DATASET RECORDS:
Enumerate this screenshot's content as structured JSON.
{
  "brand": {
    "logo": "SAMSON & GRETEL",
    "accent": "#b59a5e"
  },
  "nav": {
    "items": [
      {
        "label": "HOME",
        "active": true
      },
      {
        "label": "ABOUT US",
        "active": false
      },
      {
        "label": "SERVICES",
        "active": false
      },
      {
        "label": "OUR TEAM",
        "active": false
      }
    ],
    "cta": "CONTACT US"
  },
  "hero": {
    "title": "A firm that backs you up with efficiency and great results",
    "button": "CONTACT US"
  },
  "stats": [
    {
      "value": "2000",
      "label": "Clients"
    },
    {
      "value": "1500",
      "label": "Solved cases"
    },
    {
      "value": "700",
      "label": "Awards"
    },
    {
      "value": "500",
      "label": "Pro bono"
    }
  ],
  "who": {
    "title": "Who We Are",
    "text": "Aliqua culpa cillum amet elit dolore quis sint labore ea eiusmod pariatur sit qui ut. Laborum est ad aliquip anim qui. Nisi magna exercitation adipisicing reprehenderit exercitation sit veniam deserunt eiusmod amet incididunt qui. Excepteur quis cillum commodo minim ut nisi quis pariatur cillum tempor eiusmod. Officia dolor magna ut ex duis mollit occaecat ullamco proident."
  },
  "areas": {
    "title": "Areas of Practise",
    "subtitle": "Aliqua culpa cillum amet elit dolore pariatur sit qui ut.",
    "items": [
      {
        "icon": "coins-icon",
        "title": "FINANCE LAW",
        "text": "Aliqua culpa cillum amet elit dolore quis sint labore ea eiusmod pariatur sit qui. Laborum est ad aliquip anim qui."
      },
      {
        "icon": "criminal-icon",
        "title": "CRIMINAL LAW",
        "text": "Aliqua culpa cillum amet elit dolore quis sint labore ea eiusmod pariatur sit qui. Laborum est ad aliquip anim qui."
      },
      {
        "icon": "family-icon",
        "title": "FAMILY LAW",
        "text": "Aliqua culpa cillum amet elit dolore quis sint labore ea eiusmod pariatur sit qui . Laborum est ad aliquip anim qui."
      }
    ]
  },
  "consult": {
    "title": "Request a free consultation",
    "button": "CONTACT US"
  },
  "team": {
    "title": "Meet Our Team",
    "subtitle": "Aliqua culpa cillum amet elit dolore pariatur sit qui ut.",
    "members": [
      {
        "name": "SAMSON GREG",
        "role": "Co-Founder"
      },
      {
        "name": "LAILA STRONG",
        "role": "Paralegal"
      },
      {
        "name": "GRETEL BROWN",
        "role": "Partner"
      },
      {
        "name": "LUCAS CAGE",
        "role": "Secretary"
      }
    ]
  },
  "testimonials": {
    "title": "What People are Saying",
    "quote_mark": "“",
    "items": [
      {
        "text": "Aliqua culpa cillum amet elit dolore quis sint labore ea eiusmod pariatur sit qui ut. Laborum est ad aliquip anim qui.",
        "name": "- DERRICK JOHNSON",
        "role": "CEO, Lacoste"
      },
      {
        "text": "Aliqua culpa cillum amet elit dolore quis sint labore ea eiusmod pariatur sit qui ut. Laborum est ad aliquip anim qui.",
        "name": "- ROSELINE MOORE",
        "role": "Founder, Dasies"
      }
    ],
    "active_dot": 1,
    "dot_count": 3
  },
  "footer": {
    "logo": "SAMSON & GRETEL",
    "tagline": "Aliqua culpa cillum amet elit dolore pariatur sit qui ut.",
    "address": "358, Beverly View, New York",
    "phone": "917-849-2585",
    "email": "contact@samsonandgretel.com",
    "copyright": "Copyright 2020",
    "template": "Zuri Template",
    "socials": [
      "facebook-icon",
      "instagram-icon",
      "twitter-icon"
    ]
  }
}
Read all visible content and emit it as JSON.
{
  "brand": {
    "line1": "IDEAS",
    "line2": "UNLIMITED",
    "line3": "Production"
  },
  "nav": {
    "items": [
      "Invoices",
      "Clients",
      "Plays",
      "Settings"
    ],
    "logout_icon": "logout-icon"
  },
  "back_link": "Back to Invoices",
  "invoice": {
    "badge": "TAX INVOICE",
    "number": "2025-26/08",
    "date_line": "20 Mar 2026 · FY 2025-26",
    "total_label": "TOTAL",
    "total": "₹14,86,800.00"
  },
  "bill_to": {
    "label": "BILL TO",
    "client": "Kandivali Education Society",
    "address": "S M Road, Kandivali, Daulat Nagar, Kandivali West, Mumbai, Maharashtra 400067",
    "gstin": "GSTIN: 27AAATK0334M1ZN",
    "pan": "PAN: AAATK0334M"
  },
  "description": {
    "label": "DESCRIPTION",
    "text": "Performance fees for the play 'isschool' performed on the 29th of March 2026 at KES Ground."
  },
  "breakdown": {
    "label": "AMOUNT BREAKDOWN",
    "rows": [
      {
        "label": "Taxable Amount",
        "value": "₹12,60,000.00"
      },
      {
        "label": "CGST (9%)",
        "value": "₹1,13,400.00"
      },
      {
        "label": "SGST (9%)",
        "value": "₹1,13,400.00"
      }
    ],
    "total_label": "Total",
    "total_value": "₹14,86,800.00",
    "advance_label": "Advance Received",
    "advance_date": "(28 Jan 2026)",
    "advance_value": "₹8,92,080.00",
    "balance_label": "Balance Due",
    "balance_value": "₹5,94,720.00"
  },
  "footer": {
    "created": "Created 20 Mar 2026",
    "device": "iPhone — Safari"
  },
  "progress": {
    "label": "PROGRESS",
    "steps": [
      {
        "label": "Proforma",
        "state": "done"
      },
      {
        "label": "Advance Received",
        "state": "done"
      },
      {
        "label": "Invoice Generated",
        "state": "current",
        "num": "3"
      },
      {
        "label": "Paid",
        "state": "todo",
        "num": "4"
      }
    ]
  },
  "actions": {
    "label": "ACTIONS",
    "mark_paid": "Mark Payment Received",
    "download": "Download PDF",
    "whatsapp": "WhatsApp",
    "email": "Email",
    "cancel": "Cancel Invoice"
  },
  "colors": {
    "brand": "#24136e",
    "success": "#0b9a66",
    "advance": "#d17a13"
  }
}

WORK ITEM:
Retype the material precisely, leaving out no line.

ANSWER:
Enumerate this screenshot's content as structured JSON.
{
  "brand": {
    "logo": "SAMSON & GRETEL",
    "accent": "#b59a5e"
  },
  "nav": {
    "items": [
      {
        "label": "HOME",
        "active": true
      },
      {
        "label": "ABOUT US",
        "active": false
      },
      {
        "label": "SERVICES",
        "active": false
      },
      {
        "label": "OUR TEAM",
        "active": false
      }
    ],
    "cta": "CONTACT US"
  },
  "hero": {
    "title": "A firm that backs you up with efficiency and great results",
    "button": "CONTACT US"
  },
  "stats": [
    {
      "value": "2000",
      "label": "Clients"
    },
    {
      "value": "1500",
      "label": "Solved cases"
    },
    {
      "value": "700",
      "label": "Awards"
    },
    {
      "value": "500",
      "label": "Pro bono"
    }
  ],
  "who": {
    "title": "Who We Are",
    "text": "Aliqua culpa cillum amet elit dolore quis sint labore ea eiusmod pariatur sit qui ut. Laborum est ad aliquip anim qui. Nisi magna exercitation adipisicing reprehenderit exercitation sit veniam deserunt eiusmod amet incididunt qui. Excepteur quis cillum commodo minim ut nisi quis pariatur cillum tempor eiusmod. Officia dolor magna ut ex duis mollit occaecat ullamco proident."
  },
  "areas": {
    "title": "Areas of Practise",
    "subtitle": "Aliqua culpa cillum amet elit dolore pariatur sit qui ut.",
    "items": [
      {
        "icon": "coins-icon",
        "title": "FINANCE LAW",
        "text": "Aliqua culpa cillum amet elit dolore quis sint labore ea eiusmod pariatur sit qui. Laborum est ad aliquip anim qui."
      },
      {
        "icon": "criminal-icon",
        "title": "CRIMINAL LAW",
        "text": "Aliqua culpa cillum amet elit dolore quis sint labore ea eiusmod pariatur sit qui. Laborum est ad aliquip anim qui."
      },
      {
        "icon": "family-icon",
        "title": "FAMILY LAW",
        "text": "Aliqua culpa cillum amet elit dolore quis sint labore ea eiusmod pariatur sit qui . Laborum est ad aliquip anim qui."
      }
    ]
  },
  "consult": {
    "title": "Request a free consultation",
    "button": "CONTACT US"
  },
  "team": {
    "title": "Meet Our Team",
    "subtitle": "Aliqua culpa cillum amet elit dolore pariatur sit qui ut.",
    "members": [
      {
        "name": "SAMSON GREG",
        "role": "Co-Founder"
      },
      {
        "name": "LAILA STRONG",
        "role": "Paralegal"
      },
      {
        "name": "GRETEL BROWN",
        "role": "Partner"
      },
      {
        "name": "LUCAS CAGE",
        "role": "Secretary"
      }
    ]
  },
  "testimonials": {
    "title": "What People are Saying",
    "quote_mark": "“",
    "items": [
      {
        "text": "Aliqua culpa cillum amet elit dolore quis sint labore ea eiusmod pariatur sit qui ut. Laborum est ad aliquip anim qui.",
        "name": "- DERRICK JOHNSON",
        "role": "CEO, Lacoste"
      },
      {
        "text": "Aliqua culpa cillum amet elit dolore quis sint labore ea eiusmod pariatur sit qui ut. Laborum est ad aliquip anim qui.",
        "name": "- ROSELINE MOORE",
        "role": "Founder, Dasies"
      }
    ],
    "active_dot": 1,
    "dot_count": 3
  },
  "footer": {
    "logo": "SAMSON & GRETEL",
    "tagline": "Aliqua culpa cillum amet elit dolore pariatur sit qui ut.",
    "address": "358, Beverly View, New York",
    "phone": "917-849-2585",
    "email": "contact@samsonandgretel.com",
    "copyright": "Copyright 2020",
    "template": "Zuri Template",
    "socials": [
      "facebook-icon",
      "instagram-icon",
      "twitter-icon"
    ]
  }
}
Read all visible content and emit it as JSON.
{
  "brand": {
    "line1": "IDEAS",
    "line2": "UNLIMITED",
    "line3": "Production"
  },
  "nav": {
    "items": [
      "Invoices",
      "Clients",
      "Plays",
      "Settings"
    ],
    "logout_icon": "logout-icon"
  },
  "back_link": "Back to Invoices",
  "invoice": {
    "badge": "TAX INVOICE",
    "number": "2025-26/08",
    "date_line": "20 Mar 2026 · FY 2025-26",
    "total_label": "TOTAL",
    "total": "₹14,86,800.00"
  },
  "bill_to": {
    "label": "BILL TO",
    "client": "Kandivali Education Society",
    "address": "S M Road, Kandivali, Daulat Nagar, Kandivali West, Mumbai, Maharashtra 400067",
    "gstin": "GSTIN: 27AAATK0334M1ZN",
    "pan": "PAN: AAATK0334M"
  },
  "description": {
    "label": "DESCRIPTION",
    "text": "Performance fees for the play 'isschool' performed on the 29th of March 2026 at KES Ground."
  },
  "breakdown": {
    "label": "AMOUNT BREAKDOWN",
    "rows": [
      {
        "label": "Taxable Amount",
        "value": "₹12,60,000.00"
      },
      {
        "label": "CGST (9%)",
        "value": "₹1,13,400.00"
      },
      {
        "label": "SGST (9%)",
        "value": "₹1,13,400.00"
      }
    ],
    "total_label": "Total",
    "total_value": "₹14,86,800.00",
    "advance_label": "Advance Received",
    "advance_date": "(28 Jan 2026)",
    "advance_value": "₹8,92,080.00",
    "balance_label": "Balance Due",
    "balance_value": "₹5,94,720.00"
  },
  "footer": {
    "created": "Created 20 Mar 2026",
    "device": "iPhone — Safari"
  },
  "progress": {
    "label": "PROGRESS",
    "steps": [
      {
        "label": "Proforma",
        "state": "done"
      },
      {
        "label": "Advance Received",
        "state": "done"
      },
      {
        "label": "Invoice Generated",
        "state": "current",
        "num": "3"
      },
      {
        "label": "Paid",
        "state": "todo",
        "num": "4"
      }
    ]
  },
  "actions": {
    "label": "ACTIONS",
    "mark_paid": "Mark Payment Received",
    "download": "Download PDF",
    "whatsapp": "WhatsApp",
    "email": "Email",
    "cancel": "Cancel Invoice"
  },
  "colors": {
    "brand": "#24136e",
    "success": "#0b9a66",
    "advance": "#d17a13"
  }
}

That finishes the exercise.